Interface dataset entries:
————————
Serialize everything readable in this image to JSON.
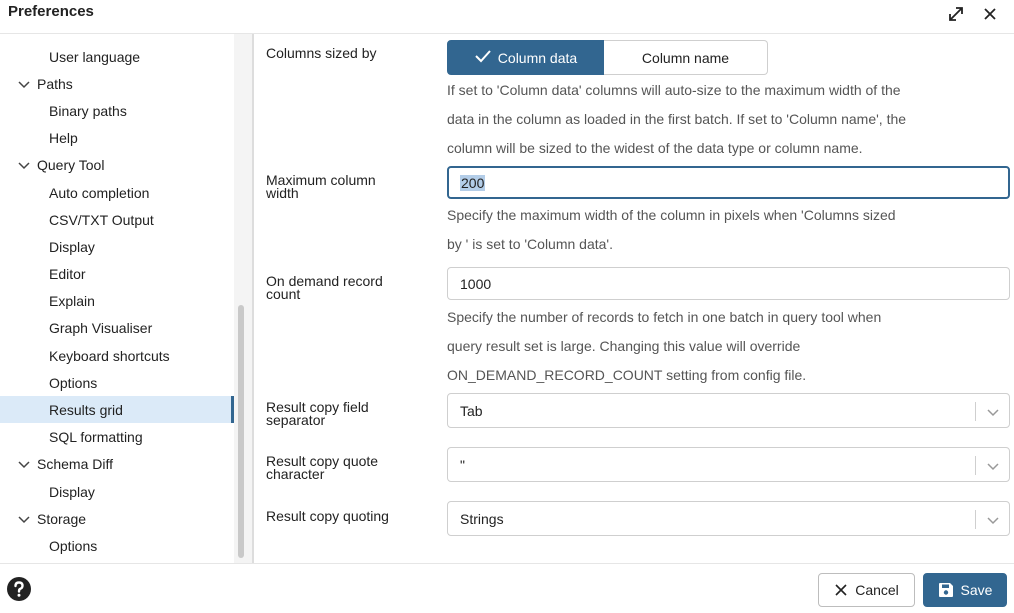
{
  "window": {
    "title": "Preferences",
    "actions": {
      "maximize_icon": "maximize-icon",
      "close_icon": "close-icon"
    }
  },
  "sidebar": {
    "items": [
      {
        "label": "User language",
        "level": "child"
      },
      {
        "label": "Paths",
        "level": "group",
        "expanded": true
      },
      {
        "label": "Binary paths",
        "level": "child"
      },
      {
        "label": "Help",
        "level": "child"
      },
      {
        "label": "Query Tool",
        "level": "group",
        "expanded": true
      },
      {
        "label": "Auto completion",
        "level": "child"
      },
      {
        "label": "CSV/TXT Output",
        "level": "child"
      },
      {
        "label": "Display",
        "level": "child"
      },
      {
        "label": "Editor",
        "level": "child"
      },
      {
        "label": "Explain",
        "level": "child"
      },
      {
        "label": "Graph Visualiser",
        "level": "child"
      },
      {
        "label": "Keyboard shortcuts",
        "level": "child"
      },
      {
        "label": "Options",
        "level": "child"
      },
      {
        "label": "Results grid",
        "level": "child",
        "selected": true
      },
      {
        "label": "SQL formatting",
        "level": "child"
      },
      {
        "label": "Schema Diff",
        "level": "group",
        "expanded": true
      },
      {
        "label": "Display",
        "level": "child"
      },
      {
        "label": "Storage",
        "level": "group",
        "expanded": true
      },
      {
        "label": "Options",
        "level": "child"
      }
    ]
  },
  "settings": {
    "columns_sized_by": {
      "label": "Columns sized by",
      "options": [
        "Column data",
        "Column name"
      ],
      "selected": "Column data",
      "help": [
        "If set to 'Column data' columns will auto-size to the maximum width of the",
        "data in the column as loaded in the first batch. If set to 'Column name', the",
        "column will be sized to the widest of the data type or column name."
      ]
    },
    "max_column_width": {
      "label_line1": "Maximum column",
      "label_line2": "width",
      "value": "200",
      "help": [
        "Specify the maximum width of the column in pixels when 'Columns sized",
        "by ' is set to 'Column data'."
      ]
    },
    "on_demand_record_count": {
      "label_line1": "On demand record",
      "label_line2": "count",
      "value": "1000",
      "help": [
        "Specify the number of records to fetch in one batch in query tool when",
        "query result set is large. Changing this value will override",
        "ON_DEMAND_RECORD_COUNT setting from config file."
      ]
    },
    "copy_field_separator": {
      "label_line1": "Result copy field",
      "label_line2": "separator",
      "value": "Tab"
    },
    "copy_quote_character": {
      "label_line1": "Result copy quote",
      "label_line2": "character",
      "value": "\""
    },
    "copy_quoting": {
      "label": "Result copy quoting",
      "value": "Strings"
    }
  },
  "footer": {
    "help_icon": "help-icon",
    "cancel_label": "Cancel",
    "save_label": "Save"
  },
  "colors": {
    "accent": "#326690",
    "selected_bg": "#dbeaf8",
    "help_text": "#555555"
  }
}
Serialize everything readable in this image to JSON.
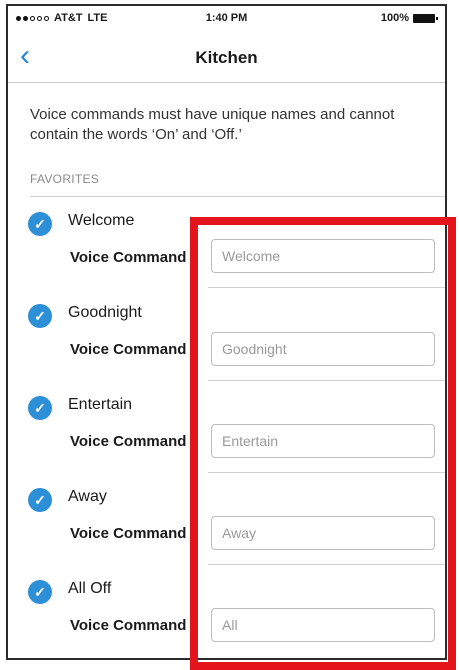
{
  "status_bar": {
    "carrier": "AT&T",
    "network": "LTE",
    "time": "1:40 PM",
    "battery": "100%",
    "battery_icon": "battery-full-icon",
    "signal_icon": "signal-dots-icon"
  },
  "nav": {
    "back_icon": "chevron-left-icon",
    "title": "Kitchen"
  },
  "info_text": "Voice commands must have unique names and cannot contain the words ‘On’ and ‘Off.’",
  "section_header": "FAVORITES",
  "voice_command_label": "Voice Command",
  "favorites": [
    {
      "name": "Welcome",
      "voice_command_value": "Welcome"
    },
    {
      "name": "Goodnight",
      "voice_command_value": "Goodnight"
    },
    {
      "name": "Entertain",
      "voice_command_value": "Entertain"
    },
    {
      "name": "Away",
      "voice_command_value": "Away"
    },
    {
      "name": "All Off",
      "voice_command_value": "All"
    }
  ],
  "colors": {
    "accent": "#2d8fd5",
    "back_arrow": "#1e88d8",
    "highlight_box": "#e3141b"
  }
}
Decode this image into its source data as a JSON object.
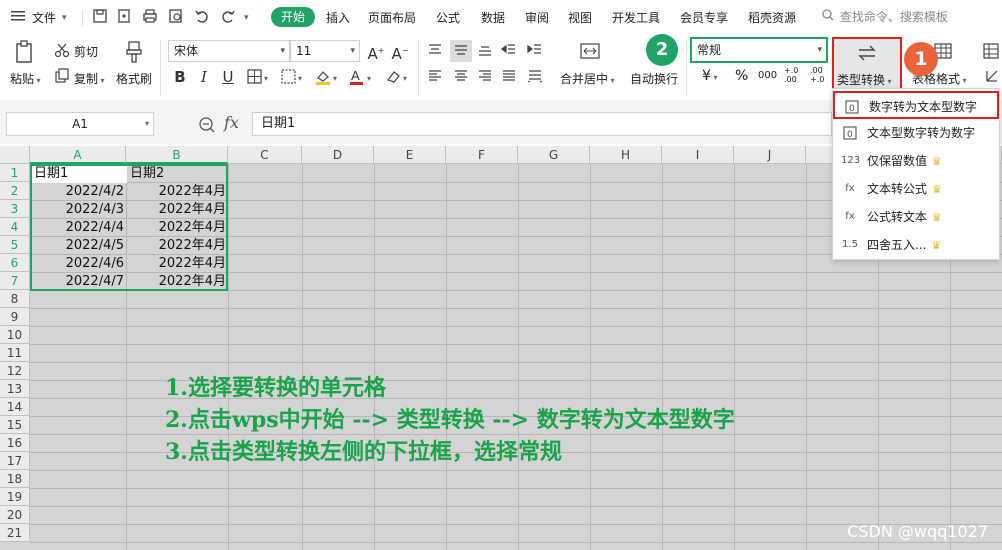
{
  "menubar": {
    "file_label": "文件",
    "tabs": [
      "开始",
      "插入",
      "页面布局",
      "公式",
      "数据",
      "审阅",
      "视图",
      "开发工具",
      "会员专享",
      "稻壳资源"
    ],
    "search_placeholder": "查找命令、搜索模板"
  },
  "ribbon": {
    "paste": "粘贴",
    "cut": "剪切",
    "copy": "复制",
    "format_painter": "格式刷",
    "font_name": "宋体",
    "font_size": "11",
    "merge_center": "合并居中",
    "wrap_text": "自动换行",
    "number_format": "常规",
    "type_convert": "类型转换",
    "table_format": "表格格式",
    "currency_symbol": "¥",
    "percent_symbol": "%",
    "thousands_symbol": "000",
    "inc_decimal": "+.0 .00",
    "dec_decimal": ".00 +.0"
  },
  "formula_bar": {
    "name_box": "A1",
    "fx_label": "fx",
    "content": "日期1"
  },
  "grid": {
    "columns": [
      "A",
      "B",
      "C",
      "D",
      "E",
      "F",
      "G",
      "H",
      "I",
      "J"
    ],
    "rows": [
      "1",
      "2",
      "3",
      "4",
      "5",
      "6",
      "7",
      "8",
      "9",
      "10",
      "11",
      "12",
      "13",
      "14",
      "15",
      "16",
      "17",
      "18",
      "19",
      "20",
      "21"
    ],
    "header_row": [
      "日期1",
      "日期2"
    ],
    "data": [
      [
        "2022/4/2",
        "2022年4月"
      ],
      [
        "2022/4/3",
        "2022年4月"
      ],
      [
        "2022/4/4",
        "2022年4月"
      ],
      [
        "2022/4/5",
        "2022年4月"
      ],
      [
        "2022/4/6",
        "2022年4月"
      ],
      [
        "2022/4/7",
        "2022年4月"
      ]
    ]
  },
  "instructions": [
    "1.选择要转换的单元格",
    "2.点击wps中开始  --> 类型转换 --> 数字转为文本型数字",
    "3.点击类型转换左侧的下拉框，选择常规"
  ],
  "dropdown": {
    "items": [
      {
        "label": "数字转为文本型数字",
        "crown": false
      },
      {
        "label": "文本型数字转为数字",
        "crown": false
      },
      {
        "label": "仅保留数值",
        "crown": true
      },
      {
        "label": "文本转公式",
        "crown": true
      },
      {
        "label": "公式转文本",
        "crown": true
      },
      {
        "label": "四舍五入...",
        "crown": true
      }
    ]
  },
  "badges": {
    "one": "1",
    "two": "2"
  },
  "colors": {
    "accent": "#21a366",
    "highlight_red": "#e02020",
    "instruction_green": "#1aa34a",
    "badge_orange": "#e8633a",
    "badge_green": "#21a366",
    "crown_gold": "#f0b429"
  },
  "watermark": "CSDN @wqq1027"
}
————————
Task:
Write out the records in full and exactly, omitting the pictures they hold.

Result below:
Serialize everything readable in this image to JSON.
{
  "window": {
    "title": "Preferences",
    "actions": {
      "maximize_icon": "maximize-icon",
      "close_icon": "close-icon"
    }
  },
  "sidebar": {
    "items": [
      {
        "label": "User language",
        "level": "child"
      },
      {
        "label": "Paths",
        "level": "group",
        "expanded": true
      },
      {
        "label": "Binary paths",
        "level": "child"
      },
      {
        "label": "Help",
        "level": "child"
      },
      {
        "label": "Query Tool",
        "level": "group",
        "expanded": true
      },
      {
        "label": "Auto completion",
        "level": "child"
      },
      {
        "label": "CSV/TXT Output",
        "level": "child"
      },
      {
        "label": "Display",
        "level": "child"
      },
      {
        "label": "Editor",
        "level": "child"
      },
      {
        "label": "Explain",
        "level": "child"
      },
      {
        "label": "Graph Visualiser",
        "level": "child"
      },
      {
        "label": "Keyboard shortcuts",
        "level": "child"
      },
      {
        "label": "Options",
        "level": "child"
      },
      {
        "label": "Results grid",
        "level": "child",
        "selected": true
      },
      {
        "label": "SQL formatting",
        "level": "child"
      },
      {
        "label": "Schema Diff",
        "level": "group",
        "expanded": true
      },
      {
        "label": "Display",
        "level": "child"
      },
      {
        "label": "Storage",
        "level": "group",
        "expanded": true
      },
      {
        "label": "Options",
        "level": "child"
      }
    ]
  },
  "settings": {
    "columns_sized_by": {
      "label": "Columns sized by",
      "options": [
        "Column data",
        "Column name"
      ],
      "selected": "Column data",
      "help": [
        "If set to 'Column data' columns will auto-size to the maximum width of the",
        "data in the column as loaded in the first batch. If set to 'Column name', the",
        "column will be sized to the widest of the data type or column name."
      ]
    },
    "max_column_width": {
      "label_line1": "Maximum column",
      "label_line2": "width",
      "value": "200",
      "help": [
        "Specify the maximum width of the column in pixels when 'Columns sized",
        "by ' is set to 'Column data'."
      ]
    },
    "on_demand_record_count": {
      "label_line1": "On demand record",
      "label_line2": "count",
      "value": "1000",
      "help": [
        "Specify the number of records to fetch in one batch in query tool when",
        "query result set is large. Changing this value will override",
        "ON_DEMAND_RECORD_COUNT setting from config file."
      ]
    },
    "copy_field_separator": {
      "label_line1": "Result copy field",
      "label_line2": "separator",
      "value": "Tab"
    },
    "copy_quote_character": {
      "label_line1": "Result copy quote",
      "label_line2": "character",
      "value": "\""
    },
    "copy_quoting": {
      "label": "Result copy quoting",
      "value": "Strings"
    }
  },
  "footer": {
    "help_icon": "help-icon",
    "cancel_label": "Cancel",
    "save_label": "Save"
  },
  "colors": {
    "accent": "#326690",
    "selected_bg": "#dbeaf8",
    "help_text": "#555555"
  }
}
Serialize everything readable in this image to JSON.
{
  "status_bar": {
    "carrier": "AT&T",
    "network": "LTE",
    "time": "1:40 PM",
    "battery": "100%",
    "battery_icon": "battery-full-icon",
    "signal_icon": "signal-dots-icon"
  },
  "nav": {
    "back_icon": "chevron-left-icon",
    "title": "Kitchen"
  },
  "info_text": "Voice commands must have unique names and cannot contain the words ‘On’ and ‘Off.’",
  "section_header": "FAVORITES",
  "voice_command_label": "Voice Command",
  "favorites": [
    {
      "name": "Welcome",
      "voice_command_value": "Welcome"
    },
    {
      "name": "Goodnight",
      "voice_command_value": "Goodnight"
    },
    {
      "name": "Entertain",
      "voice_command_value": "Entertain"
    },
    {
      "name": "Away",
      "voice_command_value": "Away"
    },
    {
      "name": "All Off",
      "voice_command_value": "All"
    }
  ],
  "colors": {
    "accent": "#2d8fd5",
    "back_arrow": "#1e88d8",
    "highlight_box": "#e3141b"
  }
}
Decode this image into its source data as a JSON object.
{
  "menubar": {
    "file_label": "文件",
    "tabs": [
      "开始",
      "插入",
      "页面布局",
      "公式",
      "数据",
      "审阅",
      "视图",
      "开发工具",
      "会员专享",
      "稻壳资源"
    ],
    "search_placeholder": "查找命令、搜索模板"
  },
  "ribbon": {
    "paste": "粘贴",
    "cut": "剪切",
    "copy": "复制",
    "format_painter": "格式刷",
    "font_name": "宋体",
    "font_size": "11",
    "merge_center": "合并居中",
    "wrap_text": "自动换行",
    "number_format": "常规",
    "type_convert": "类型转换",
    "table_format": "表格格式",
    "currency_symbol": "¥",
    "percent_symbol": "%",
    "thousands_symbol": "000",
    "inc_decimal": "+.0 .00",
    "dec_decimal": ".00 +.0"
  },
  "formula_bar": {
    "name_box": "A1",
    "fx_label": "fx",
    "content": "日期1"
  },
  "grid": {
    "columns": [
      "A",
      "B",
      "C",
      "D",
      "E",
      "F",
      "G",
      "H",
      "I",
      "J"
    ],
    "rows": [
      "1",
      "2",
      "3",
      "4",
      "5",
      "6",
      "7",
      "8",
      "9",
      "10",
      "11",
      "12",
      "13",
      "14",
      "15",
      "16",
      "17",
      "18",
      "19",
      "20",
      "21"
    ],
    "header_row": [
      "日期1",
      "日期2"
    ],
    "data": [
      [
        "2022/4/2",
        "2022年4月"
      ],
      [
        "2022/4/3",
        "2022年4月"
      ],
      [
        "2022/4/4",
        "2022年4月"
      ],
      [
        "2022/4/5",
        "2022年4月"
      ],
      [
        "2022/4/6",
        "2022年4月"
      ],
      [
        "2022/4/7",
        "2022年4月"
      ]
    ]
  },
  "instructions": [
    "1.选择要转换的单元格",
    "2.点击wps中开始  --> 类型转换 --> 数字转为文本型数字",
    "3.点击类型转换左侧的下拉框，选择常规"
  ],
  "dropdown": {
    "items": [
      {
        "label": "数字转为文本型数字",
        "crown": false
      },
      {
        "label": "文本型数字转为数字",
        "crown": false
      },
      {
        "label": "仅保留数值",
        "crown": true
      },
      {
        "label": "文本转公式",
        "crown": true
      },
      {
        "label": "公式转文本",
        "crown": true
      },
      {
        "label": "四舍五入...",
        "crown": true
      }
    ]
  },
  "badges": {
    "one": "1",
    "two": "2"
  },
  "colors": {
    "accent": "#21a366",
    "highlight_red": "#e02020",
    "instruction_green": "#1aa34a",
    "badge_orange": "#e8633a",
    "badge_green": "#21a366",
    "crown_gold": "#f0b429"
  },
  "watermark": "CSDN @wqq1027"
}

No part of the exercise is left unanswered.